Graduation Year


Document Type




Degree Granting Department


Major Professor

Stephen M. Deban, Ph.D.

Committee Member

Phillip J. Motta, Ph.D.

Committee Member

Henry R. Mushinsky, Ph.D.


Ontogeny, Scaling, Viscosity, Biomechanics, Morphology

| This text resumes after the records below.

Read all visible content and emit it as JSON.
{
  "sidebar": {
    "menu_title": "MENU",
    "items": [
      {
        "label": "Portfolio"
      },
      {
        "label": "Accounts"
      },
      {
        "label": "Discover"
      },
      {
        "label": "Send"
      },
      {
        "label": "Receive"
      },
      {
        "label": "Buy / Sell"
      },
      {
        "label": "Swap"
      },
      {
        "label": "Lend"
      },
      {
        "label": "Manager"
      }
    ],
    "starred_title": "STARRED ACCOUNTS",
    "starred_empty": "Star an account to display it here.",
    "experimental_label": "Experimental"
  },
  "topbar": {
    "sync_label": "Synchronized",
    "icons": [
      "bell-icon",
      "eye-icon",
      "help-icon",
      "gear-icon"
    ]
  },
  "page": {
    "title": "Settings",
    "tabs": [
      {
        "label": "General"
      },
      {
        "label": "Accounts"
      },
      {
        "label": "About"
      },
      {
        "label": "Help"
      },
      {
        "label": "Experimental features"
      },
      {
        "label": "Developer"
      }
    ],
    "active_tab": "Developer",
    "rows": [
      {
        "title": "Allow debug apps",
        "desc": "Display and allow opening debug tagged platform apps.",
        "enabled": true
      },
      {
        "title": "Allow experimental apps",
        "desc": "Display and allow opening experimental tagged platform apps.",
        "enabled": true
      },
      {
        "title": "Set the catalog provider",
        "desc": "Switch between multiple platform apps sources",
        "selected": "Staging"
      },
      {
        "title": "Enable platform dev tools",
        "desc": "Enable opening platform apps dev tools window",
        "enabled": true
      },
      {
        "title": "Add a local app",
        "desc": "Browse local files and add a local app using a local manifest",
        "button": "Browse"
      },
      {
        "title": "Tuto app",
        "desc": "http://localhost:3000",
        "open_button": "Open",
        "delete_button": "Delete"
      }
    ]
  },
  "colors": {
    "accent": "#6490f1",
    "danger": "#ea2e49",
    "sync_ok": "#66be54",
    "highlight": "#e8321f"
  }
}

As a comparison to the suction feeding mechanics in aquatic environments, I investigated buccal pumping in an ontogenetic series of suspension feeding Xenopus laevis tadpoles (4-18 mm snout-vent length) by examining the morphology, kinematics, fluid flow, pressure generated in the buccal cavity, and effects of viscosity manipulation. Investigation of the dimensions of the feeding apparatus of Xenopus revealed that the feeding muscles exhibited strong negative allometry, indicating that larger tadpoles had relatively smaller muscles, while the mechanical advantage of those muscles did not change across the size range examined. Buccal volume and head width also exhibited negative allometry: smaller tadpoles had relatively wider heads and larger volumes. Tadpoles were imaged during buccal pumping to obtain kinematics of jaw and hyoid movements as well as fluid velocity. Scaling patterns were inconsistent with models of geometric growth, which predict that durations of movements are proportional to body length. Only scaling of maximum hyoid distance, duration of mouth closing, and duration of hyoid elevation could not be distinguished from isometry. The only negatively allometric variable was maximum gape distance. No effect of size was found for duration of mouth opening, duration of hyoid depression, and velocity of hyoid elevation. Velocity of mouth opening, velocity of mouth closing, and velocity of hyoid depression decreased with increasing size. Fluid velocity increased with size, and is best predicted by a piston model that includes head width and hyoid depression velocity. Reynolds number increased with size and spanned two flow regimes (laminar and intermediate) ranging from 2 to over 100. Pressure was found to be greatest in the smallest tadpoles and decreased as size increased, ranging from 2 kPa to 80 kPa. The viscosity of the water was altered to explore changes in body size, independent of development (higher viscosity mimicked smaller tadpole size). Viscosity manipulations had a significant effect on the kinematics. Xenopus initially increased velocity and distance of movements as viscosity increased, but these values declined as viscosity increased further. These results suggest that abiotic factors such as fluid viscosity may set a lower size limit on suspension feeding.